▶ [What you are asked to do] Since only the words are wanted, reproduce every entry exactly and leave the images behind.

*** Opening of Data listing ***

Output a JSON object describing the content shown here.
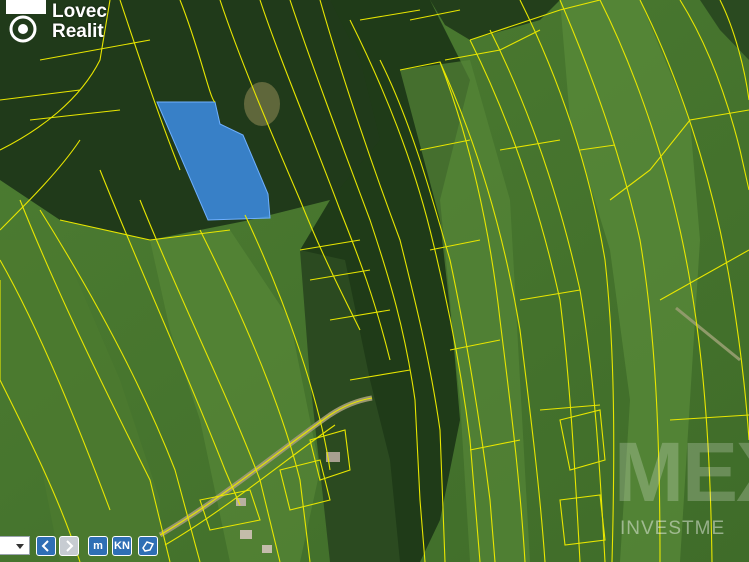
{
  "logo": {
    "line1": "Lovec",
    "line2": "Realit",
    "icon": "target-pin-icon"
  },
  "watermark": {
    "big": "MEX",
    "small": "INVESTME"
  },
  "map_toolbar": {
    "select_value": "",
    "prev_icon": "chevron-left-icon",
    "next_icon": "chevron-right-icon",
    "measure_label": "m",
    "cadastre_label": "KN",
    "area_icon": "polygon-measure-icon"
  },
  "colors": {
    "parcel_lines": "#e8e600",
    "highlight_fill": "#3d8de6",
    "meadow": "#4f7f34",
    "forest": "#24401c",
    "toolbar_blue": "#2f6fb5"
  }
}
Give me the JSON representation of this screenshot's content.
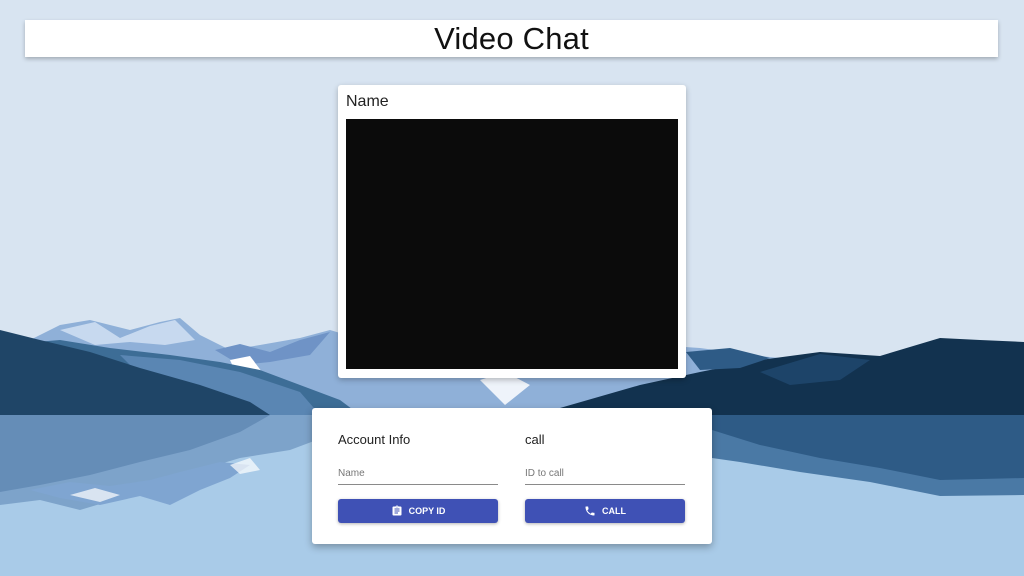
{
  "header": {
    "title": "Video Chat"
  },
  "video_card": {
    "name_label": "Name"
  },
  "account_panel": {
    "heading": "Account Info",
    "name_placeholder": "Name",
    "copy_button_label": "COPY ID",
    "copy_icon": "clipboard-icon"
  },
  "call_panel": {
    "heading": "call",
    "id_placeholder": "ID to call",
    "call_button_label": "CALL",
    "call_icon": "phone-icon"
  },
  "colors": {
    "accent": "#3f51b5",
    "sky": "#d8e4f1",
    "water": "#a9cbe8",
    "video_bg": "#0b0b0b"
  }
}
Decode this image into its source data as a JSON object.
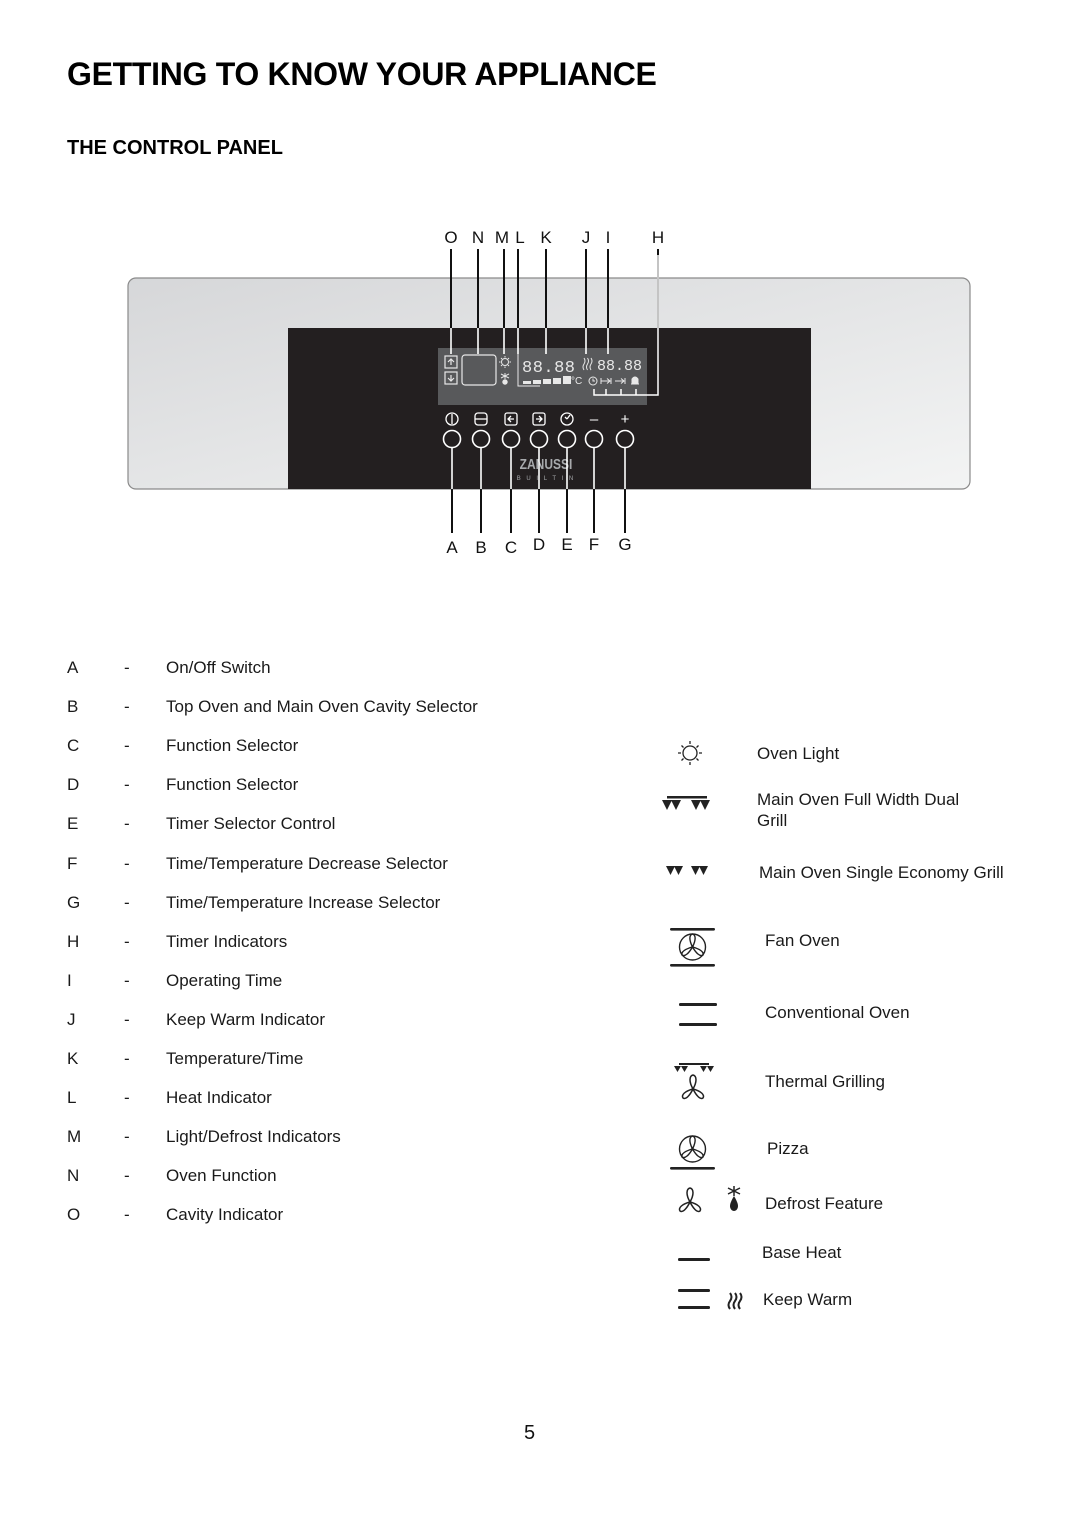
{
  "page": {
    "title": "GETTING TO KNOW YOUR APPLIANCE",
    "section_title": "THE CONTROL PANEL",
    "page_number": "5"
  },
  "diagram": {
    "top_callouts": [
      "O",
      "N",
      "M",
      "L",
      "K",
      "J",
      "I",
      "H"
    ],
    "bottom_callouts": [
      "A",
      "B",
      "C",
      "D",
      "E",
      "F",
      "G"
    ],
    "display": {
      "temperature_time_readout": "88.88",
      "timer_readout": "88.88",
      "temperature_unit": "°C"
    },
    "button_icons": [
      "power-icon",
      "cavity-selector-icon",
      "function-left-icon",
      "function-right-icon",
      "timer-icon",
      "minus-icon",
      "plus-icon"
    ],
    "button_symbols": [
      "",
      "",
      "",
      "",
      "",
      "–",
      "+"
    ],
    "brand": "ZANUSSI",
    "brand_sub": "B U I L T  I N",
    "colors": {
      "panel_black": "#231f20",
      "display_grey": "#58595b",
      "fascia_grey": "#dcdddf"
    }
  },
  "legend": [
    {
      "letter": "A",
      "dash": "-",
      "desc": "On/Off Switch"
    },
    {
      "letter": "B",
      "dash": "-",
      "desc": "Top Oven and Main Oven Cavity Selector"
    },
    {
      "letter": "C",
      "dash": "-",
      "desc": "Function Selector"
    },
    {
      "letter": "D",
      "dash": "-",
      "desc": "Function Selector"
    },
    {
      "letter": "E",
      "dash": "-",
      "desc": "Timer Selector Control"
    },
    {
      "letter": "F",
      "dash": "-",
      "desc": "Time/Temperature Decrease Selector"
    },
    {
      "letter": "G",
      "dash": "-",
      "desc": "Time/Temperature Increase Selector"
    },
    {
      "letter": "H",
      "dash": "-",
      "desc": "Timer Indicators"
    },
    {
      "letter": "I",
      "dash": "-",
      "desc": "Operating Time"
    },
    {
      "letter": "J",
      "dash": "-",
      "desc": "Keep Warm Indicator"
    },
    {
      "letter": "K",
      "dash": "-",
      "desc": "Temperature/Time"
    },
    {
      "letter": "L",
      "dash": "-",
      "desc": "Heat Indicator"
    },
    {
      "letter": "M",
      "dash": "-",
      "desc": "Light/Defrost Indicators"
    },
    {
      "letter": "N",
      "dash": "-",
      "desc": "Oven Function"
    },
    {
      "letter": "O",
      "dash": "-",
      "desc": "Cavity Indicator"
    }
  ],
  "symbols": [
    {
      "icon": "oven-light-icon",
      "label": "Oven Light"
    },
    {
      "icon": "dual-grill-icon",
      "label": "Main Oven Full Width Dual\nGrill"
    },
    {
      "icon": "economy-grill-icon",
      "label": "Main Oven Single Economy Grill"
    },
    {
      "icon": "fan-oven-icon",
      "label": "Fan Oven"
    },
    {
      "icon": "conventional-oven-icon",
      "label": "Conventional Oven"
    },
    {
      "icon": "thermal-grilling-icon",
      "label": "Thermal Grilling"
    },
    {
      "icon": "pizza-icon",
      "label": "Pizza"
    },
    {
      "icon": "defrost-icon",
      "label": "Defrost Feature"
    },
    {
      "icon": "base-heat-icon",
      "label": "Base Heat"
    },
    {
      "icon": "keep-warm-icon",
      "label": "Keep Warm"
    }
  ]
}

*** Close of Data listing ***

▶ [Solution for this problem]
Output a JSON object describing the content shown here.
{
  "logo": {
    "line1": "Lovec",
    "line2": "Realit",
    "icon": "target-pin-icon"
  },
  "watermark": {
    "big": "MEX",
    "small": "INVESTME"
  },
  "map_toolbar": {
    "select_value": "",
    "prev_icon": "chevron-left-icon",
    "next_icon": "chevron-right-icon",
    "measure_label": "m",
    "cadastre_label": "KN",
    "area_icon": "polygon-measure-icon"
  },
  "colors": {
    "parcel_lines": "#e8e600",
    "highlight_fill": "#3d8de6",
    "meadow": "#4f7f34",
    "forest": "#24401c",
    "toolbar_blue": "#2f6fb5"
  }
}
Give me the JSON representation of this screenshot's content.
{
  "header": {
    "title": "Video Chat"
  },
  "video_card": {
    "name_label": "Name"
  },
  "account_panel": {
    "heading": "Account Info",
    "name_placeholder": "Name",
    "copy_button_label": "COPY ID",
    "copy_icon": "clipboard-icon"
  },
  "call_panel": {
    "heading": "call",
    "id_placeholder": "ID to call",
    "call_button_label": "CALL",
    "call_icon": "phone-icon"
  },
  "colors": {
    "accent": "#3f51b5",
    "sky": "#d8e4f1",
    "water": "#a9cbe8",
    "video_bg": "#0b0b0b"
  }
}
Decode this image into its source data as a JSON object.
{
  "page": {
    "title": "GETTING TO KNOW YOUR APPLIANCE",
    "section_title": "THE CONTROL PANEL",
    "page_number": "5"
  },
  "diagram": {
    "top_callouts": [
      "O",
      "N",
      "M",
      "L",
      "K",
      "J",
      "I",
      "H"
    ],
    "bottom_callouts": [
      "A",
      "B",
      "C",
      "D",
      "E",
      "F",
      "G"
    ],
    "display": {
      "temperature_time_readout": "88.88",
      "timer_readout": "88.88",
      "temperature_unit": "°C"
    },
    "button_icons": [
      "power-icon",
      "cavity-selector-icon",
      "function-left-icon",
      "function-right-icon",
      "timer-icon",
      "minus-icon",
      "plus-icon"
    ],
    "button_symbols": [
      "",
      "",
      "",
      "",
      "",
      "–",
      "+"
    ],
    "brand": "ZANUSSI",
    "brand_sub": "B U I L T  I N",
    "colors": {
      "panel_black": "#231f20",
      "display_grey": "#58595b",
      "fascia_grey": "#dcdddf"
    }
  },
  "legend": [
    {
      "letter": "A",
      "dash": "-",
      "desc": "On/Off Switch"
    },
    {
      "letter": "B",
      "dash": "-",
      "desc": "Top Oven and Main Oven Cavity Selector"
    },
    {
      "letter": "C",
      "dash": "-",
      "desc": "Function Selector"
    },
    {
      "letter": "D",
      "dash": "-",
      "desc": "Function Selector"
    },
    {
      "letter": "E",
      "dash": "-",
      "desc": "Timer Selector Control"
    },
    {
      "letter": "F",
      "dash": "-",
      "desc": "Time/Temperature Decrease Selector"
    },
    {
      "letter": "G",
      "dash": "-",
      "desc": "Time/Temperature Increase Selector"
    },
    {
      "letter": "H",
      "dash": "-",
      "desc": "Timer Indicators"
    },
    {
      "letter": "I",
      "dash": "-",
      "desc": "Operating Time"
    },
    {
      "letter": "J",
      "dash": "-",
      "desc": "Keep Warm Indicator"
    },
    {
      "letter": "K",
      "dash": "-",
      "desc": "Temperature/Time"
    },
    {
      "letter": "L",
      "dash": "-",
      "desc": "Heat Indicator"
    },
    {
      "letter": "M",
      "dash": "-",
      "desc": "Light/Defrost Indicators"
    },
    {
      "letter": "N",
      "dash": "-",
      "desc": "Oven Function"
    },
    {
      "letter": "O",
      "dash": "-",
      "desc": "Cavity Indicator"
    }
  ],
  "symbols": [
    {
      "icon": "oven-light-icon",
      "label": "Oven Light"
    },
    {
      "icon": "dual-grill-icon",
      "label": "Main Oven Full Width Dual\nGrill"
    },
    {
      "icon": "economy-grill-icon",
      "label": "Main Oven Single Economy Grill"
    },
    {
      "icon": "fan-oven-icon",
      "label": "Fan Oven"
    },
    {
      "icon": "conventional-oven-icon",
      "label": "Conventional Oven"
    },
    {
      "icon": "thermal-grilling-icon",
      "label": "Thermal Grilling"
    },
    {
      "icon": "pizza-icon",
      "label": "Pizza"
    },
    {
      "icon": "defrost-icon",
      "label": "Defrost Feature"
    },
    {
      "icon": "base-heat-icon",
      "label": "Base Heat"
    },
    {
      "icon": "keep-warm-icon",
      "label": "Keep Warm"
    }
  ]
}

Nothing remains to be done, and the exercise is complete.